Data:
════════════════

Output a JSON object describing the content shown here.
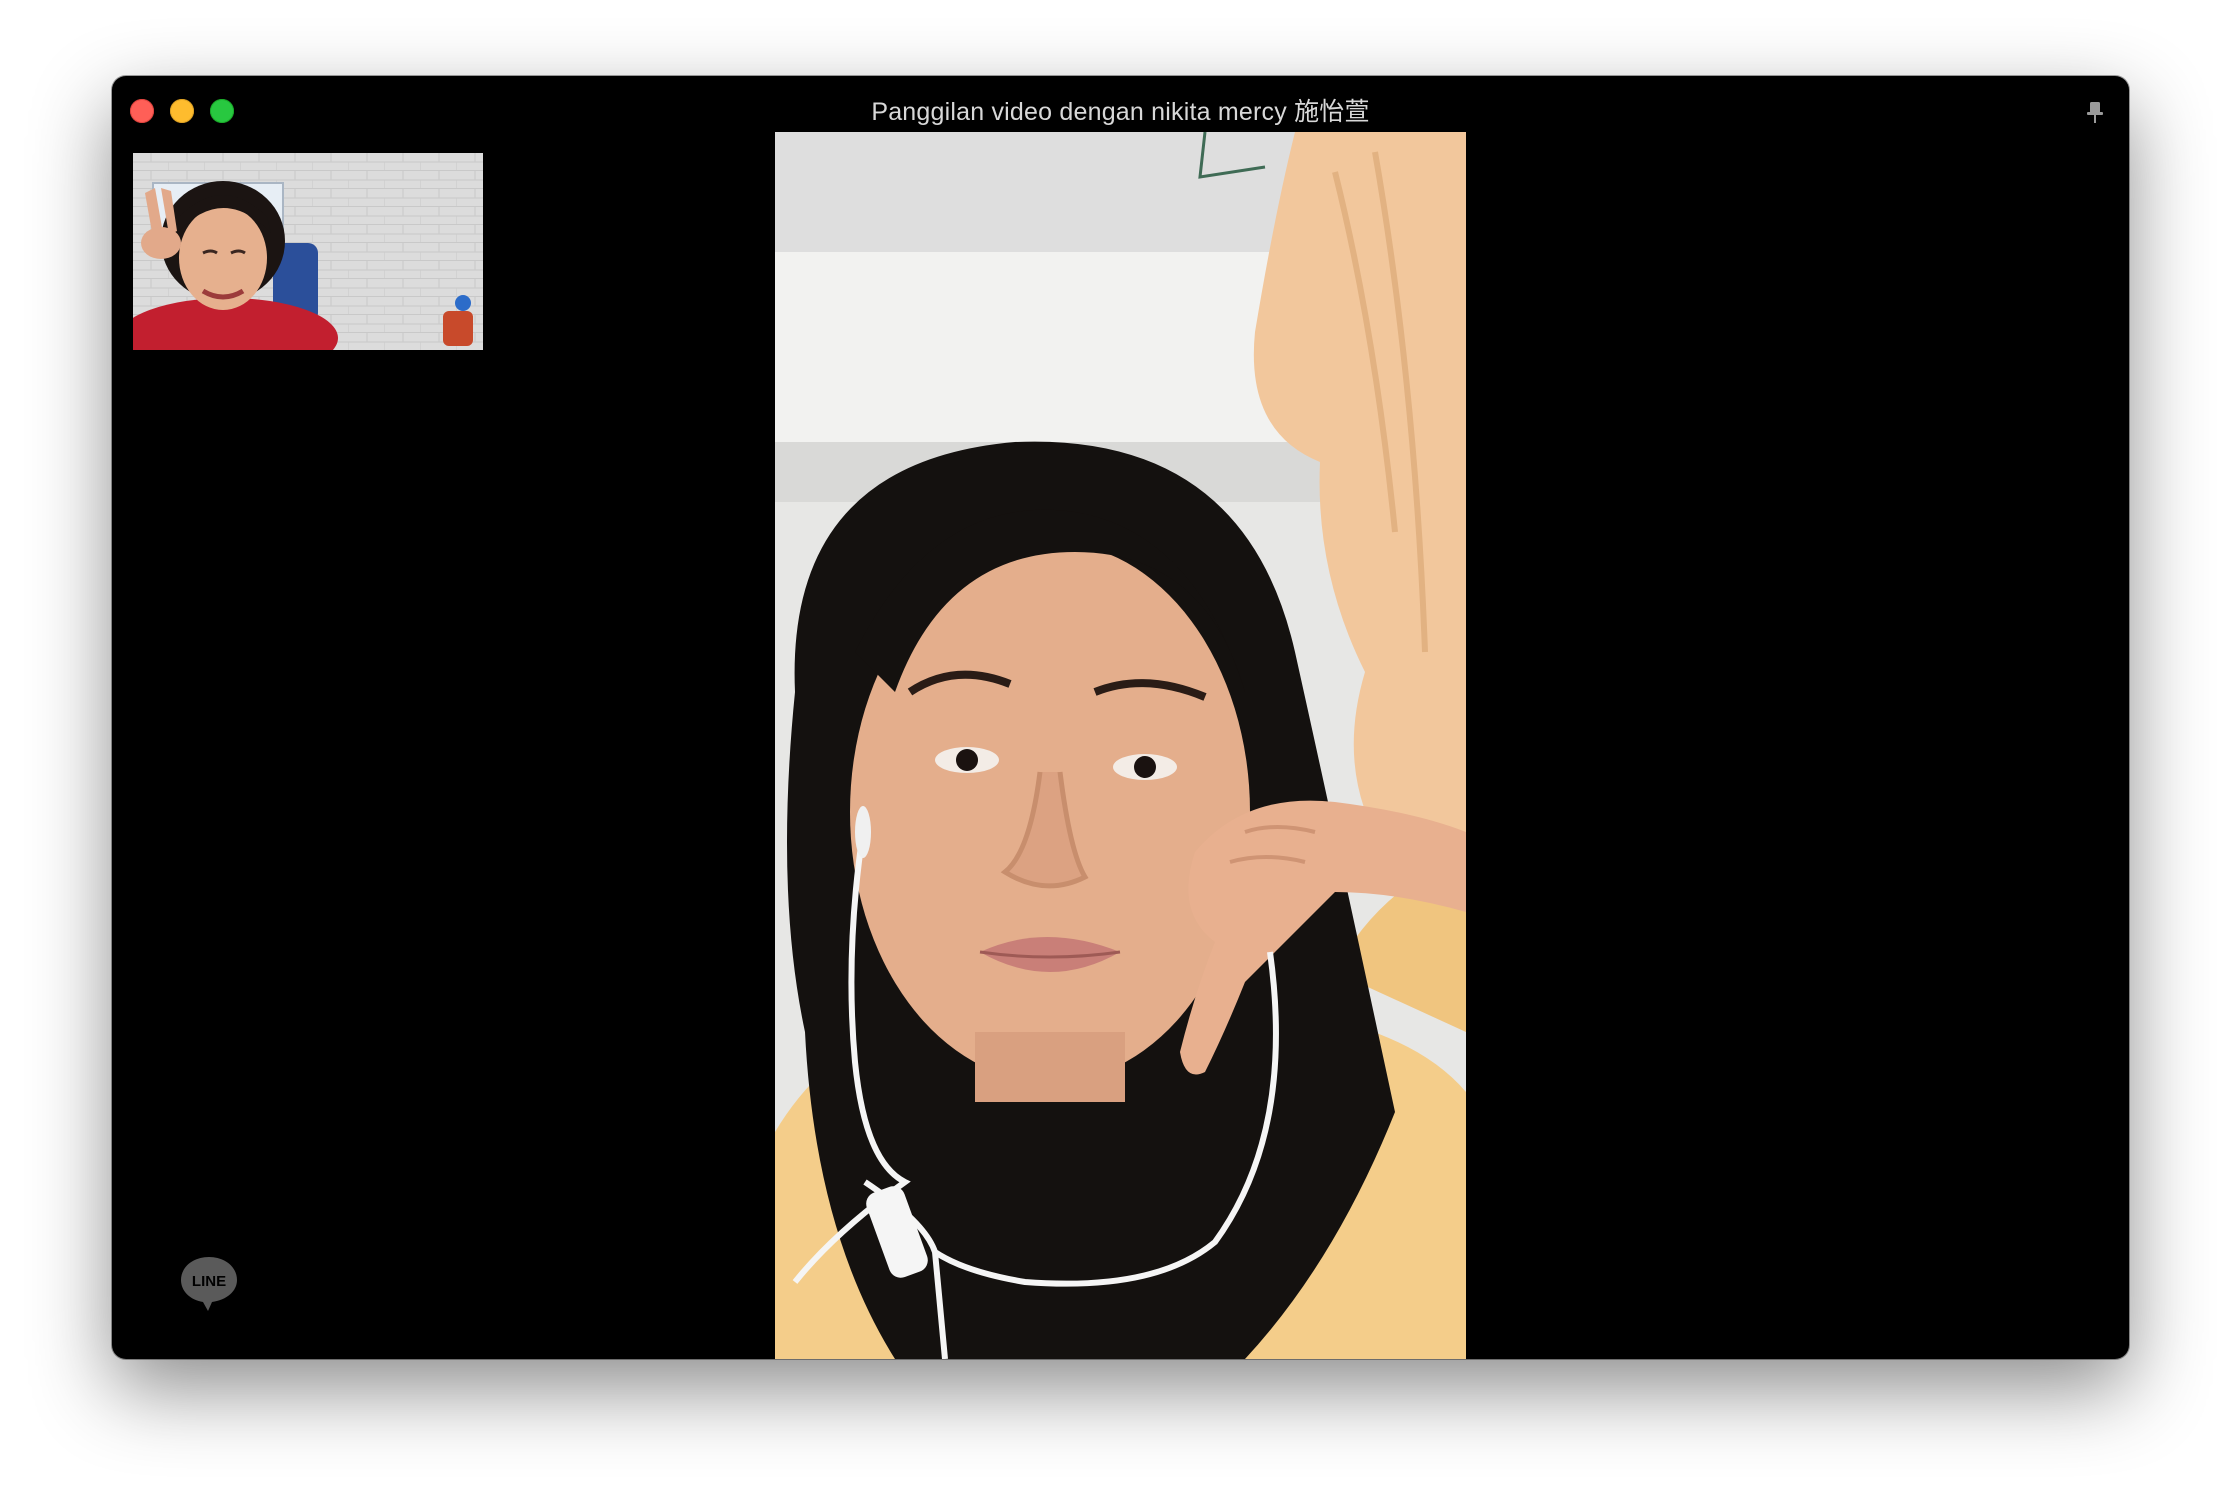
{
  "window": {
    "title": "Panggilan video dengan nikita mercy 施怡萱"
  },
  "controls": {
    "close_icon": "close-icon",
    "minimize_icon": "minimize-icon",
    "maximize_icon": "maximize-icon",
    "pin_icon": "pin-icon"
  },
  "self_view": {
    "icon": "self-camera-preview"
  },
  "remote_view": {
    "icon": "remote-video-feed"
  },
  "branding": {
    "logo_text": "LINE",
    "icon": "line-logo-icon"
  },
  "colors": {
    "window_bg": "#000000",
    "close": "#ff5f57",
    "minimize": "#febc2e",
    "maximize": "#28c840",
    "title_text": "#d8d8d8"
  }
}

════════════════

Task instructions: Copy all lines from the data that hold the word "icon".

Output for this task:
    "close_icon": "close-icon",
    "minimize_icon": "minimize-icon",
    "maximize_icon": "maximize-icon",
    "pin_icon": "pin-icon"
    "icon": "self-camera-preview"
    "icon": "remote-video-feed"
    "icon": "line-logo-icon"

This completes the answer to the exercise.